I truly do hope I am not tiring 10,000 Birds’ readers too much with my obsession with Michoacán’s ongoing drought, the disappearance of Lake Cuitzeo (Mexico’s 2nd largest lake, in normal years), and our own micro-endemic Black-polled Yellowthroat. But obsessed I am. And, as I have mentioned before, under-birded countries like Mexico provide lots of opportunities for amateur birders like me to make real contributions to science. And what contribution to ornithology could be more important, in these troubled times, than to see if and how birds are adapting to the ravages of climate change?

Having said all that, I’ll give some context by showing, once again, an image I included in my post just last week:

This photo, downloaded from a birders’ chat, shows Lake Cuitzeo on Monday, February 5th. The foreground shows the current state of most of the lake, which is now a bone-dry lakebed.
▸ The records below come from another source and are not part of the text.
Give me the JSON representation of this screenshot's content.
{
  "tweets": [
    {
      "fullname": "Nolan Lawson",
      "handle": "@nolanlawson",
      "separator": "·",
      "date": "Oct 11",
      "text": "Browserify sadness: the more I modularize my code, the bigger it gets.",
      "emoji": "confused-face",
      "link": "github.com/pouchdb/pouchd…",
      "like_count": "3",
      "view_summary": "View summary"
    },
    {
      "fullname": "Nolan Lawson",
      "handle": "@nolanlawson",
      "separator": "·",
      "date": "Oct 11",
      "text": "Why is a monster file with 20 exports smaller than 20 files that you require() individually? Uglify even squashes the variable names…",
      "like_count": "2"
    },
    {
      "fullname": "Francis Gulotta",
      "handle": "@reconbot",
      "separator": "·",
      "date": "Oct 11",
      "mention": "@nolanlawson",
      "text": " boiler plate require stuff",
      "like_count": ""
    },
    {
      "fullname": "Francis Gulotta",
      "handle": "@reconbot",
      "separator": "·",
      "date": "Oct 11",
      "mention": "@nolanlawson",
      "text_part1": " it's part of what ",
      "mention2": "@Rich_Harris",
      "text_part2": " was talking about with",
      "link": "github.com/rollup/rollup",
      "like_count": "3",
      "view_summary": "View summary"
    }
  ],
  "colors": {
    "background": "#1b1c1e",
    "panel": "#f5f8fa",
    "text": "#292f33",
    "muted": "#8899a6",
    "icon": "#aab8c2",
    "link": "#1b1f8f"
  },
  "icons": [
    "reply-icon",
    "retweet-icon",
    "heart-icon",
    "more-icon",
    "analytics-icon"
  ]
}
Behind it, you can see the lake’s once-green reedbeds in flames.

The photo also illustrates how our drought affects two groups of resident and wintering birds (which number in the hundreds of thousands). Some of the birds who depend on the lake itself, such as ducks and shorebirds, have scattered to every remaining reservoir, pond, or puddle in the area. Others have become more and more concentrated in the remaining 20% or so of the lake that still holds some water, as I showed last week.

But this week, I would like to show the solution found by those birds which depend on the reedbeds of Lake Cuitzeo, such as those shown above, in flames. When I went to see if some water remained in the lake’s eastern basin (it did), I also hoped to find some of my marsh-loving friends. I had already seen a few Black-polled Yellowthroats along entirely new bodies of water. Would some habitat still be available for them on Lake Cuitzeo itself?

After investigating the area between the towns of Araró and Andocutín, I soldiered on to the equally-small town of Iramuco. While the reedbeds along this town’s southern shore are not actually standing in water right now, the soil is still wet enough to keep them green and, apparently, keep them from burning. As a result, the population concentration of marsh birds was nothing short of astonishing. Had I thrown a rock, I would undoubtedly have hit one.

A Marsh Wren was the first to greet me. It preferred to not get out in front of the reeds, but was very close to me. And it brought friends.

Then it was the turn of the Common Yellowthroats. Both species can theoretically breed in central Mexico, but in my experience are almost exclusively winter visitors.

But it was our own special Black-polled Yellowthroat that really seemed to be everywhere. Normally, it’s hard to find these among the vast reedbeds of Lake Cuitzeo. (They are much easier to find along the shores of Lake Pátzcuaro.) But this time, I couldn’t stop seeing them.

On a technical but illustrative note, I can mention that the platform for this website will only accept a certain quantity of pixels per photo. That is not normally a problem, as my bird photos are usually taken from quite a distance, and are heavily trimmed. But I had to reduce the size of each and every one of the above photos, as I could almost have reached out and touched these lovely little birds.

Of course, the super-abundance of marsh birds at Iramuco was not really a good thing, as it resulted from severe environmental stress factors. Still, it was exciting to experience, although I hope these feathered friends can soon go back to a more normal existence, with appropriate social distancing.

I’ll include a pair of other tiny beauties from this day. As I walked away from the Iramuco marsh, the fence of the first house sported a lovely Yellow Warbler. This species isn’t very common down here, and I always see it near water.

And then, on my way back to Araró, I was able to photograph one of the Verdins I had heard earlier in the day. EBird still tells me that Verdins should not be seen in the state of Michoacán. EBird is wrong.

Written by Paul Lewis
Paul Lewis moved from California to Mexico in 1983. He lived first in Mexicali, and now lives in the historic city of Morelia (about halfway between Guadalajara and Mexico City), where he and his wife pastor a small church. He is the author of an internationally distributed book in Spanish about family finances and has recorded four albums in Spanish of his own songs. But every Monday, he explores the wonderful habitats and birds found within an hour of his house, in sites which go from 3,000 to 10,000 feet of altitude. These habitats include freshwater wetlands, savannah grasslands, and pine, oak, pine/oak, pine/fir, cloud, and tropical scrub forests.